A report from Go for the Greens Conference September 19-20, 2013

 

A panel of procurement representatives from major US companies gave common sense advice at the recent NAWBO-sponsored Go for the Greens convention. They were speaking about interactions between a female business owner and a client or potential client that occur outside the traditional office environment. 

Although the panelists had subjective differences in their comfort level with such interactions with clients of the opposite sex, there did seem to be a general consensus that a woman needs to be careful to set the correct tone from the start of a relationship.  Therefore, lunch meetings one on one in a public place are to be preferred to evening events such as private dinners or one on one social or recreational events.  It is generally not a good idea to invite a client’s spouse to join you for an event at which business will be discussed (such as a dinner meeting); however, depending on the event, you could invite a spouse to a social gathering such as a play or concert.  A better idea might be to tell the client to feel free to invite someone else “from work” to come to the social evening; thereby clearly showing that you view this as primarily work-related (although fun).  The right tone should be set by the clothing the woman wears and avoidance of any slang or colloquialism that could imply the woman business owner likes off-color jokes or risqué suggestions.  

Attendees were urged to think “outside the box” of sporting events.
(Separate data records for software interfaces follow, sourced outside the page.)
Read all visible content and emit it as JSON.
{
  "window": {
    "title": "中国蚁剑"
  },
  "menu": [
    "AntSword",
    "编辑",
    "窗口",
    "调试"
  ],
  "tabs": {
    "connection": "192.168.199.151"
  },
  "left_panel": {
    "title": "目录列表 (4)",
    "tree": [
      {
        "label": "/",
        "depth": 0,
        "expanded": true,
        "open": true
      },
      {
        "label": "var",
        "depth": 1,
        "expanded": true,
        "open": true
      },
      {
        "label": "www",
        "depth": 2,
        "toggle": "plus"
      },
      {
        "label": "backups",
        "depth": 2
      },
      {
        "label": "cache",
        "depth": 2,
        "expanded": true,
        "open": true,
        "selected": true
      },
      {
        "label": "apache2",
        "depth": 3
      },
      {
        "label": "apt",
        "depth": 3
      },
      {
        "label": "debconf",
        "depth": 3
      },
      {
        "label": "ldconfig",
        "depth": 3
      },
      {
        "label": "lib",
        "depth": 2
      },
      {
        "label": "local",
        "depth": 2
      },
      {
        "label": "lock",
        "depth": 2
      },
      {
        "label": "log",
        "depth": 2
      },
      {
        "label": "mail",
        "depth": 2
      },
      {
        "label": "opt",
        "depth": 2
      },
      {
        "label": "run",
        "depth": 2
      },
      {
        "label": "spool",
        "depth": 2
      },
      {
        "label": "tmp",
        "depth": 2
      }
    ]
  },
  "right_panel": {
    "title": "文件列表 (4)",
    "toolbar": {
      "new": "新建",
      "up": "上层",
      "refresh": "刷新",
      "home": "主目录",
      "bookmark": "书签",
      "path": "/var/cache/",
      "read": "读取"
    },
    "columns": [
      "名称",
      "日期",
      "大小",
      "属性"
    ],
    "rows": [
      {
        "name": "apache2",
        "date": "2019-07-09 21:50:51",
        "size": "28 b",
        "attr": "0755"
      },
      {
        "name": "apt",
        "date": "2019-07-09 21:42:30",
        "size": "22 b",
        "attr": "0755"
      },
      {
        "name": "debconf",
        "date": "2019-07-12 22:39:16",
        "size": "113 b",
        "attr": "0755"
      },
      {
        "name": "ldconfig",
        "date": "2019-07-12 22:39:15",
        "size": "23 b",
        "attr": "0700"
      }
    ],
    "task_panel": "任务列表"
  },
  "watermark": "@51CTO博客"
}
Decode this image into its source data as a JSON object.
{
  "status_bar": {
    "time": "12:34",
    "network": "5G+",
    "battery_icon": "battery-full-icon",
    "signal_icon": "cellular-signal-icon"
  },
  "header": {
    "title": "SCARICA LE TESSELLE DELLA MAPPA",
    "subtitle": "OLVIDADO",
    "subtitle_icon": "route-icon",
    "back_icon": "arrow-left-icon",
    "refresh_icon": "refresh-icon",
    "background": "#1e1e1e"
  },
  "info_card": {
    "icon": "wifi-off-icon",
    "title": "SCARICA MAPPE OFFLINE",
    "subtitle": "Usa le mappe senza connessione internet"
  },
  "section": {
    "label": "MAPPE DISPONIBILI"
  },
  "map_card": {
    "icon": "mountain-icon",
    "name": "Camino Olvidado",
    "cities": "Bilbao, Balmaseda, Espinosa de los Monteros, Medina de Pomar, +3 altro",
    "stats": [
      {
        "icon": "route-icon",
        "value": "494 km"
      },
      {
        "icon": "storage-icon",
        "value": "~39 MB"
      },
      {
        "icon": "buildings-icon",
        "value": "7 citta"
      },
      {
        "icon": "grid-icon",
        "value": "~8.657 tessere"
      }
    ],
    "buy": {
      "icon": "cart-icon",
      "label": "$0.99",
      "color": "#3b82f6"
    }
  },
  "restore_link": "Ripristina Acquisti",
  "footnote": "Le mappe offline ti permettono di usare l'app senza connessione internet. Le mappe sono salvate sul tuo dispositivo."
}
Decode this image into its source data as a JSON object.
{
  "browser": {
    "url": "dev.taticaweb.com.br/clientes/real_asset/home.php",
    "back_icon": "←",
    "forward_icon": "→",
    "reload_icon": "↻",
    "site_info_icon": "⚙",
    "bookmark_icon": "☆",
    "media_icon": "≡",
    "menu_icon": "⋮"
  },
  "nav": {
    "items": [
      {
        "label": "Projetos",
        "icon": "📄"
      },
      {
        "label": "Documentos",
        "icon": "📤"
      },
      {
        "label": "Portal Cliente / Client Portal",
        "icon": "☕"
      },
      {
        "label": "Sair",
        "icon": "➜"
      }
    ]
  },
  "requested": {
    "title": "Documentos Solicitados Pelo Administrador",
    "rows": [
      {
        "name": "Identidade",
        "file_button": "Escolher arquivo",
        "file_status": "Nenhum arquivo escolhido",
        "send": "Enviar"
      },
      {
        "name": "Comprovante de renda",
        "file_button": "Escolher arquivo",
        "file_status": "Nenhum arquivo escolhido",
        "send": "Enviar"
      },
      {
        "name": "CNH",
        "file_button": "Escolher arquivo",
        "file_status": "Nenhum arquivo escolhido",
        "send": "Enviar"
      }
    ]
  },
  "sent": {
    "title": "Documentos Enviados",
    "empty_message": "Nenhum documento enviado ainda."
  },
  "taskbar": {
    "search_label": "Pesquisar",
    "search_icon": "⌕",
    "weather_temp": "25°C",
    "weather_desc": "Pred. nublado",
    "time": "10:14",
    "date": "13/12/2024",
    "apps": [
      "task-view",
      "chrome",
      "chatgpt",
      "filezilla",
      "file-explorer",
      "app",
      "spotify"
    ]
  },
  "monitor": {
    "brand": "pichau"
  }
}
Not everyone (men or women) like football or baseball.  Similarly, offering to take clients to concerts obviously involves musical tastes.  The representative from UPS said that they deliberately try to create unusual events such as taking a group to a play at the historic Ford’s Theater in Washington, D.C.  Another panel member related that a vendor brought three of its team and invited three members of the company’s teams to join them for a “teambuilding luncheon” where the six people cooked their lunch together at a local culinary institute. One member of the panel, who loves golf, did say that golf is still a potential good idea because a) people can play at their own pace and skill level, b) it allows for discussion and does not require 100% focus on the game, c) it is played in the daytime, and d) it lacks the potential romantic overtones of other activities, especially those held at night.

One panelist said that where appropriate, women may have an asset they are not using – and that is their homes.  She related a story of how she knew a potential client loved barbecue and so she invited him and another client to her home to sample her husband’s wonderful barbecue.  Here, again, events at one’s home can be very enjoyable and appeal to many women’s desire to show hospitality, but it needs to be set up appropriately.  In this example, the owner’s husband was an ever-present and featured part of the event.

Attendees related stories of clients’ asking for things to be provided which were inappropriate, including expensive equipment and even tickets to a strip club.  Panelists said that you have to say right then: “The policy of my company will not allow me to make such an offer.”  You can say this even if your company is only you.  You can add laughter and make it funny if you want, but you still have to get it said that this is not acceptable.

Attendees also asked about companies’ increasingly strict policies against gifts.  Panelists indicated that careful consideration needs to be given to this because there are sometimes ways to give value without breaking the policy.  One idea was invite customers to a meal that does cost more than the deminimus $25 amount but have a bowl on the table where customers can pay for their meal (or for a portion of it) if they wish.  Also, not paying for someone’s ticket but providing the opportunity for the customer to purchase a ticket themselves to a special event for which they would not have access may be allowable under the companies’ policy.